The following is a classic movie review of Raging Bull – Directed by Martin Scorsese
Martin Scorsese is one of the greatest filmmakers – and my personal favorite – of all-time. But while I’ve loved his work for years, I still have a lot of his past films to watch for the first time. One movie that I, somehow, managed to always avoid was the classic biographical boxing tragedy Raging Bull. It’s been at the top of my Martin Scorsese watchlist for quite a while, and I’m happy to say that I understand the love Raging Bull has been getting. Raging Bull is, indeed, a masterpiece.
Raging Bull tells the story of Jake LaMotta (played by Robert De Niro) a professional boxer known as ‘the Raging Bull,’ who, in his desperation to become a champion, becomes self-destructive and harmful to others. His brother and manager – Joey (played by Joe Pesci) – tries to rein in his aggressive brother, but fails to do so. Instead, he brings him closer to Jake’s second wife – Vickie (played by Cathy Moriarty) – who becomes the victim of spousal abuse and jealousy.
“That the thing ain’t the ring, it’s the play. So give me a stage. Where this bull here can rage. And though I could fight, I’d much rather recite… That’s entertainment.”

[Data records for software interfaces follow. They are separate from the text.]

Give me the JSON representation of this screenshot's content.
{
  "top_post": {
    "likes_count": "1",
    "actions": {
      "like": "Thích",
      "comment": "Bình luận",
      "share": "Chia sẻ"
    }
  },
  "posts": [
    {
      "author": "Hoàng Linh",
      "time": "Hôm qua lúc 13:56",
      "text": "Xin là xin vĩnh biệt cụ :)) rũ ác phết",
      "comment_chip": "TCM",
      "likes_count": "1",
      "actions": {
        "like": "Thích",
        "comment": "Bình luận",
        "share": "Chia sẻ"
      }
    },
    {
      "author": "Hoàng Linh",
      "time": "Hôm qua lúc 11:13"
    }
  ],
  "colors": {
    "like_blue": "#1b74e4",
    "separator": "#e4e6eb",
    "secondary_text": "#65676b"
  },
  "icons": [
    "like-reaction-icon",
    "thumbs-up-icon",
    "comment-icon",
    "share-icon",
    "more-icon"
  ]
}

Raging Bull falls under the category of ‘classic films so renowned and praised that everything I can say has surely been said before,’ but I’m still going to be describing my experience watching the film like I would with any other film. Really, the first thing that comes to mind is that it’s a very different boxing movie. If you look at any film as a painting, then one could easily say that boxing is just this film’s frame and the canvas, or paper, itself is masterfully filled with elements that help make Raging Bull stand out.

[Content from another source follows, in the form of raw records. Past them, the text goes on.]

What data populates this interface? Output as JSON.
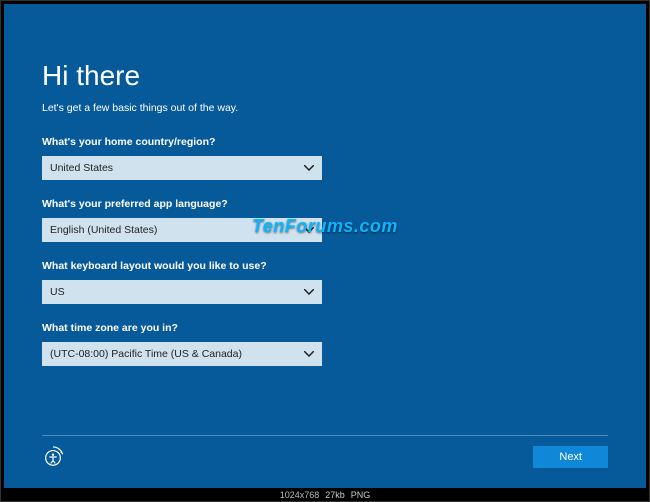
{
  "heading": "Hi there",
  "subtitle": "Let's get a few basic things out of the way.",
  "fields": {
    "country": {
      "label": "What's your home country/region?",
      "value": "United States"
    },
    "language": {
      "label": "What's your preferred app language?",
      "value": "English (United States)"
    },
    "keyboard": {
      "label": "What keyboard layout would you like to use?",
      "value": "US"
    },
    "timezone": {
      "label": "What time zone are you in?",
      "value": "(UTC-08:00) Pacific Time (US & Canada)"
    }
  },
  "watermark": "TenForums.com",
  "buttons": {
    "next": "Next"
  },
  "status": {
    "dimensions": "1024x768",
    "size": "27kb",
    "type": "PNG"
  }
}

After having seen Raging Bull, I’m not so sure what De Niro performance is his best anymore. For years, I’ve been championing his performance in Taxi Driver, but his performance as Jake LaMotta is just as good as his performance as Travis Bickle – if not better. However, I don’t think I’ve ever seen Joe Pesci better. Pesci is great in Goodfellas as Tommy DeVito (a performance that earned him an Academy Award), but something about his performance here, as Joey LaMotta, really got to me. Cathy Moriarty also gives a really solid performance in the film, which apparently was her debut film performance.
Raging Bull is also supremely well-made, well-shot, and well-edited. No scenes make that more apparent than the scenes within the ring. While all of the fights are extremely violent, there is this one fight that is absolutely breathtaking. It is edited and shot to feel like a nightmare. The lighting in the scene also helps make it the most memorable sequence in the film. As Sugar Ray Robinson gets ready for one final attack on Jake, the film builds anticipation with excellent filmmaking. A stunning sequence of shots. As Jake does his best to stay on the ropes and on his feet, you – as a viewer – are split. You both want him to overcome the attack and you want him to succumb to the pain – to accept the full power of a loss.
Raging Bull is a tragedy about a tired boxer with a Madonna-whore complex, who loses drive and ambition along his career thus leaving him in a devastatingly depressing state at the end of the film. It does feature sequences within the ring where he exorcises his demons, but his real fights take place outside of it as he tries to dominate by strong-arming his environment, his brother, and his wives. The film excels both inside and out of the boxing ring. Raging Bull is undoubtedly a masterpiece. It is a flawless film with palpable violence, utterly convincing acting, and then-state of the art filmmaking.
10 out of 10
– Jeffrey Rex